Amphibious Robot (Mexibot)

Our robot is an autonomous amphibious vehicle named Mexibot by Independent Robotics Inc. It belongs to the family of AQUA robots. Contrary to traditional aquatic robots and teleoperated devices that use thrusters and remote control for mobility, the AQUA family of robots is a hexapod robot capable of untethered amphibious operation. In water, the robot's propulsion is based on six fins that can provide motion in 5 degrees of freedom up to depths near 35 meters.

Mexibot during open-sea trials at Mahahual, Quintana Roo, Mexico.

Mexibot is extremely light and portable, it weighs 17 kilos and measures 64 x 44 x 13 cms. It is equipped with three cameras (two in the front and one in the back) and other environmental and inertial sensors. It is an advanced technology that makes no noise so it can swim, explore and search for objects in sea, cenotes, rivers and lakes with a mininum risk to human or marine life.

Group members at Laguna de Bacalar, Quintana Roo, Mexico.

The research projects in which we are using Mexibot include: the development of robust control models to improve the visual-based autonomous navigation; reactive navigation using a fast superpixel segmentation with obstacle avoidance, and the use of semantic visual attention models for underwater robotic exploration. More details.

Mobile Robot (Rodolfo)

Rodolfo is our Pioneer 3-DX mobile robot, which is one of the most popular platforms in the mobile robotics research. Rodolfo's components are: an internal computer, controller, motors, two main wheels and a support, a ring of ultrasonic sensors (sonar). Additionally, it is equipped with visual and laser sensors.

Rodolfo interacting with children.

This robot is used in some of the courses of our Graduate Program as well as for thesis projects. Some of the projects include autonomous navigation, 3D reconstruction of large-scale environments, and SLAM. Recently, we are doing research in the area of human-robot interaction and Rodolfo is been used to interact mainly with pre-scholar children. More details.

Active Stereo Vision System

As a result of a research project at the Robot Vision Laboratory, we designed, modeled and built a biologically-inspired active vision system. The biological part is in terms of its capability to achieve real-time visual attention. This vision system has two PointGrey DragonFly Express high resolution cameras, fast engines, integrated circuits with firmware developed by a master student. The material of the base and mobile structure is stainless steel. Some parts, like gears are acetal and aluminum.

The active vision system developed in our VRlab.

This system, although simple, is powerful to conduct research in the area of active vision, in addition to its low cost, includes features that makes it far superior to its counterparts in the market, such as its speed, its open architecture (software and firmware can be reprogrammed), fast communication via USB and IEEE1394 buses, the ability to tune your controller, partially or totally modify the control law that governs the engines, and it can be manipulated on different platforms such as Linux or Windows, and different languages like C++, Visual Basic and MatLab. More details.

Humanoid robot (Timoteo)

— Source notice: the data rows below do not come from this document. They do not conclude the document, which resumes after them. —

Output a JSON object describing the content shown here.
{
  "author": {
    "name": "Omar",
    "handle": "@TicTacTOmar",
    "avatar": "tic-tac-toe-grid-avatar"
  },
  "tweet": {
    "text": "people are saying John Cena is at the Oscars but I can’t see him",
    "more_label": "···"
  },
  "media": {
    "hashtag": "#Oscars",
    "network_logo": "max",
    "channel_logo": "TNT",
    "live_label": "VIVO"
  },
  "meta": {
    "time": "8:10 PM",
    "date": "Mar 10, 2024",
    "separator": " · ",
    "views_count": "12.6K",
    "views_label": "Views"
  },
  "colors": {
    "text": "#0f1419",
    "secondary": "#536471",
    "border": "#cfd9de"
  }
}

Timoteo, is one of the four NAO robots in our group. It is a humanoid robot created by the French company Aldebaran Robotics, primarily used for robotics research centers and educational institutions. Timoteo is 58 cm high, your body has 25 degrees of freedom, which comprises mainly electric motors and actuators. It has a network of sensors that includes two cameras, four microphones, a rangefinder, two IR transmitters and receivers, an IMU, nine tactil sensor and eight pressure sensors. Various communication devices, including a voice synthesizer, LED lights and two high-fidelity speakers.

Children dancing with Timoteo.

We use Timoteo specifically in the area of human-robot interaction, due to the characteristics of easy programming and physical appearance, which facilitates interaction with humans, particularly with children. Currently, we are carrying on experimental studies and perceptive analysis of physical-cognitive behaviors in child-robot interaction. More details.